I am very excited to announce that Stefano Marras (IMC, Italy) and myself are organising a session for the next Society for Experimental Biology conference (04 - 07 July 2016, Brighton, UK) entitled, "The Role of Individual Variation in the Behaviour of Animal Groups". I think this will be an incredibly interesting symposium as there is exciting work on social behaviours being performed in almost every animal taxa. We welcome any submissions for talks or posters that consider how individual variation in either behaviour or physiology interacts with the functioning of animal groups. This can include fish schools, bird flocks, insect swarms or nests, mammalian huddling - anything. We particularly welcome submission from students and early career researchers. Submit your abstract here!

So far our confirmed invited speakers include:

  • Ashley Ward (University of Sydney) "From Individuals to Groups: How Behaviour and Physiology Shape Collective Behaviour"
  • Susanne Shultz (University of Manchester ) "Population variation in mountain zebra social networks: individuals, demography and ecology impact on structure"
  • Steve Portugal (Royal Holloway University of London) “The good, the bad, and the ugly: Who is really benefiting from moving in groups?”
  • Audrey Dussutour (CNRS, Université Paul Sabatier) "Ant nutrition: from individual needs to collective decision"
  • Andrew King (University of Swansea) “Heterogeneity in animal collectives”

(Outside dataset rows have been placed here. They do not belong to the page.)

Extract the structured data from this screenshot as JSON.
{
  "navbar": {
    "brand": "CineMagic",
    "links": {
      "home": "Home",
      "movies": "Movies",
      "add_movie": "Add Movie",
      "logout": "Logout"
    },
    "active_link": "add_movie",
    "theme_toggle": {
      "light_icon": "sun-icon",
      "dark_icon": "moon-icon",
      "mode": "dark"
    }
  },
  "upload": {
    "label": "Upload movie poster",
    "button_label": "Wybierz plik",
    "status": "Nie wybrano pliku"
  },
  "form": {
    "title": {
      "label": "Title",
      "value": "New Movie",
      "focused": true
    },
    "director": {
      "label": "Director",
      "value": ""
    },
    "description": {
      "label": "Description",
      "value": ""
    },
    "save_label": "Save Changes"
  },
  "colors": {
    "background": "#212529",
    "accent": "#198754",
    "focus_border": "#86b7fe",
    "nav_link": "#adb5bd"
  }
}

Here is the symposium blurb:

"Individuals within species show tremendous variation in physiological and behavioural traits. Over the last decade there has been a surge of interest in the ecological and evolutionary importance of this diversity, but the vast majority of this work has been performed on isolated animals. In reality, however, most animals - from insects to mammals - do not live in a vacuum, but instead live within complex social structures. Social influences may override links between traits that exist in solitary animals. Conversely, an individual's standing within a group may be an important factor generating intraspecific variation. Overall, relationships between individual variation and group behaviours will have an important influence on social hierarchies, group migrations, the spatial distribution of phenotypes, and evolutionary trajectories. In particular, the role of individual physiological traits associated with energy metabolism, endocrine status, and sensory physiology are only beginning to be recognised. Without a full understanding of the genetic and mechanistic underpinnings of group behaviours, we cannot possibly predict how animal groups will respond to aspects of environmental change. The recent research focus on intraspecific variability has revealed important insights into physiological and behavioural ecology, but current work is now extending the paradigm to include the physiology and behaviour of animal groups. This session will bring together researchers in this emerging field to exchange ideas and present work at the frontier of our understanding of the role that individual variation plays in the collective animal behaviour."